Practical ways to support student engagement

An effective school system demonstrates that it can deliver equitable outcomes for all students (OECD, 2012). In order to achieve this, evidence is required to equip schools with the practices they need to engage students.

To assist in the development of evidence-based best practice, in 2018 the Queensland Department of Education partnered with Deloitte Access Economics and the Queensland Education Leadership Institute to examine a sample of 60 state schools that have successfully engaged and retained their students alongside achieving academic outcomes.

The research revealed a number of practices to support student engagement and achievement that are common in these high performing schools.

Rejecting deficit explanations

The high performing schools reject deficit explanations for student outcomes and challenge negative assumptions held about students. They promote a culture that values every student regardless of their circumstances or personal challenges. A ‘never-give-up’ attitude pervades the culture and the whole school takes collective responsibility for the success of every learner.

These schools are cautious with the language they use to describe students. Students’ strengths, not deficits, are emphasised. These schools reject the use of a student’s vulnerabilities as an ‘excuse’ for their outcomes.

There is a risk that when a student has below average results, schools can rationalise such outcomes as characteristic of a child’s cultural background, family situation or socioeconomic status. Sometimes this is referred to as a ‘tyranny of low expectations’. However, our research revealed high performing schools challenge such deficit thinking and rationalisation and, instead, see these situations as an opportunity to refine their own approach to ensure the success of every student.

Adjusting established structures

We found that schools that retain their students and achieve academic outcomes have the courage to adjust established structures in response to student needs.

Having established a vision to support every student to succeed, these schools align their allocation of resources with their vision. They have the courage to move away from investments in historical programs that do not support every student to succeed.

They monitor a range of data to measure the effectiveness of their investment. This includes academic gain, student behaviour ratings, school disciplinary data, retention rates, attendance levels, school opinion surveys and the outcomes of the students in the year after they leave school. Collectively, these data give comprehensive evidence of where these schools stand in their efforts to improve student engagement and also set valuable benchmarks to use as evidence to inform future resourcing allocations.

Affording students the ‘dignity of risk’ to learn
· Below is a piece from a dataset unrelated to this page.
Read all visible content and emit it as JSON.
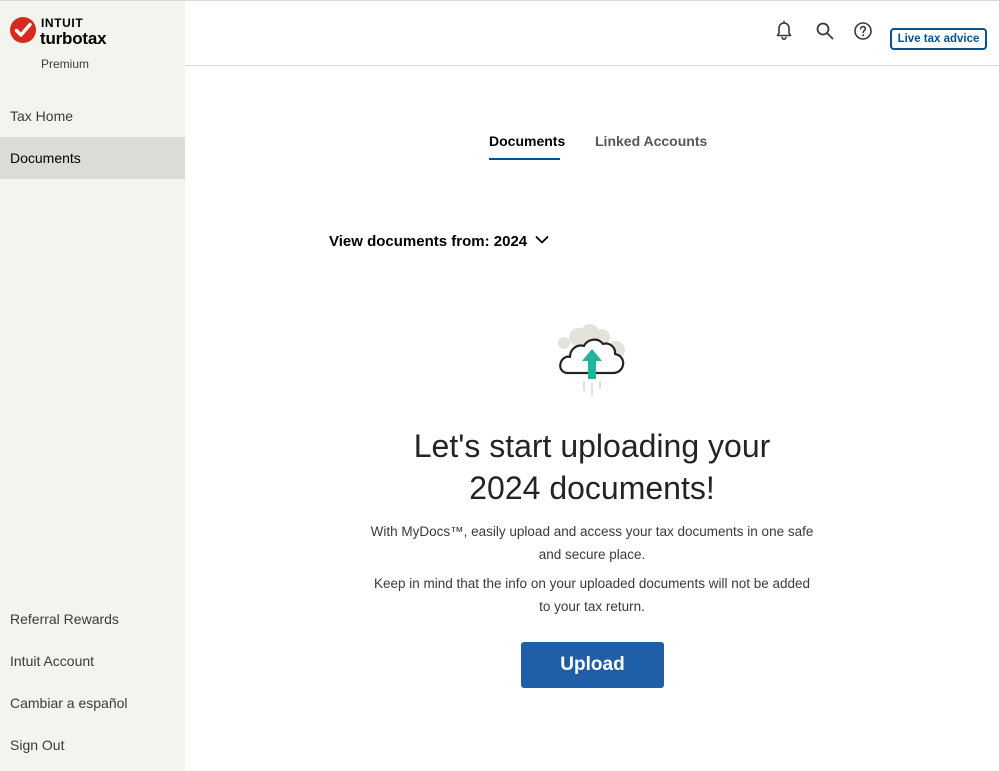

Schools in this research demonstrated that they afford every student the ‘dignity of risk’ to learn, especially students requiring intensive support. They set high expectations and aspirations for every student. Such an approach creates an environment for every student to be supported to engage and to learn.

They also offer their students a curriculum that is differentiated, stimulating and challenging, and help them build learning stamina. These schools avoid ‘watering down’ opportunities and connect the curriculum to the lives and experiences of their students.

In high performing schools, teams work together to understand individual student needs and distribute resources to redress disadvantage. Teachers are encouraged to understand and address student misbehaviour with a professional lens. Teacher emotional intelligence and empathy is valued in these schools, particularly when working with vulnerable young people.

Systemising good practice

The findings from our research highlight some of the practices that can lead to the engagement of every student, alongside academic gain. While some of these practices will already be familiar to educators, the challenge we face is to systemise these practices in all schools. It’s only through a collective effort that we can deliver an equitable education system and ensure that every young person, irrespective of their personal circumstances, can succeed at school and in life.

Questions for reflection

You can use these questions to reflect on practices in your own school:

  • What does your school team do to demonstrate its belief that every student can succeed?
  • Does your school’s vision state the goals you have set to engage and retain all students, including those at risk of disengagement or early exit?
  • Does your school culture reject deficit explanations for student outcomes and challenge negative assumptions held about students?
  • Does your school team work together to identify students at risk of disengaging and intervene early and in the right way to achieve engagement and academic outcomes for every student?
  • How does your school monitor the impact of strategies it uses to achieve the engagement and academic success of every student, particularly those most at risk?
  • Does the school monitor student engagement using data from multiple sources – including disciplinary absences and other behavioural data, stakeholder survey data, attendance rates, feedback from students and families, retention and transition data, as well as academic achievement data?
  • When sharing data among your school team, how is student privacy and dignity maintained?


OECD. (2012). Equity and Quality in Education: Supporting Disadvantaged Students and Schools. OECD Publishing.

The Queensland Department of Education has produced a Practice Insights paper (388KB) on Youth Engagement, aligned to the National School Improvement Tool domains.